Google introduced its hosted applications for business, Google Apps Premier Edition, in February. The suite includes calendar, e-mail, office and Webmail software, as well as phone support, additional storage and integration capabilities.

The release is another attack by Google on a market traditionally dominated by Microsoft and others.

It's not just small businesses though that are using Google Apps.

"There are a few dozen very big companies who are looking at [Google] Apps," said Girouard.

"... Universities are adopting extremely quickly. We actually have more than 1,000 universities now [using Google Apps].

"This is very early days but the signals in terms of the interest level and adoption, and what we care about, the utilisation, suggests that we have something very significant here."

Girouard said outsourced services like Google's could save businesses plenty in maintenance costs. The cost of maintaining e-mail in-house, for example, could be reduced by using the capabilities only companies with worldwide infrastructure, like Google, could offer, according to Girouard.

He then displayed a slide showing fire trucks outside a Google datacentre in the US. The photo was taken a few years ago after some computers overheated in the centre, he said.

However, the incident went unnoticed.

"Nobody knew it," said Girouard. "No Google service was affected and it was just another day."

The size of Google's infrastructure meant the workload of the affected machines was able to be transferred and handled elsewhere.

"That's actually one of the beauties of having infrastructure that is built to that scale.

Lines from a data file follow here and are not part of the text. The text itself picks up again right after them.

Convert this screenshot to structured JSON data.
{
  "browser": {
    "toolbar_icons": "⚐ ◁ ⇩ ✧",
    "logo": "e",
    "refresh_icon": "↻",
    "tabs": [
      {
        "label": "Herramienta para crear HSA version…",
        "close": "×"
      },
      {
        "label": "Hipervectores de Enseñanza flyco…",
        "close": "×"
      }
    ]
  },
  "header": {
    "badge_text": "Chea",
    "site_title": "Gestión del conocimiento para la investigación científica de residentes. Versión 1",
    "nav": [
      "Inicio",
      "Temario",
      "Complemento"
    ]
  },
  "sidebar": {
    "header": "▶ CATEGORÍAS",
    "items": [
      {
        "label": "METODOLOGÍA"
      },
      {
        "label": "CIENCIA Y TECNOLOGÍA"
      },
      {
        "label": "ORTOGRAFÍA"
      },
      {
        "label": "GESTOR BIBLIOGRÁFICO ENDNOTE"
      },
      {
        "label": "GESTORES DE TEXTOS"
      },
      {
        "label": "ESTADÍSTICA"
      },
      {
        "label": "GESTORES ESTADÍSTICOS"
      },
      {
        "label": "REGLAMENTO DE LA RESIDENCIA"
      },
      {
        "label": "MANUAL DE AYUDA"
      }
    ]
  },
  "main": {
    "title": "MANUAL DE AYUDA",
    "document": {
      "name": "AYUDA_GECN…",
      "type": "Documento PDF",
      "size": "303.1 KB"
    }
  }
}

"There's tremendous advantages to having companies who spend all their time and energy and resources on building highly available, low cost computer infrastructure to handle such things."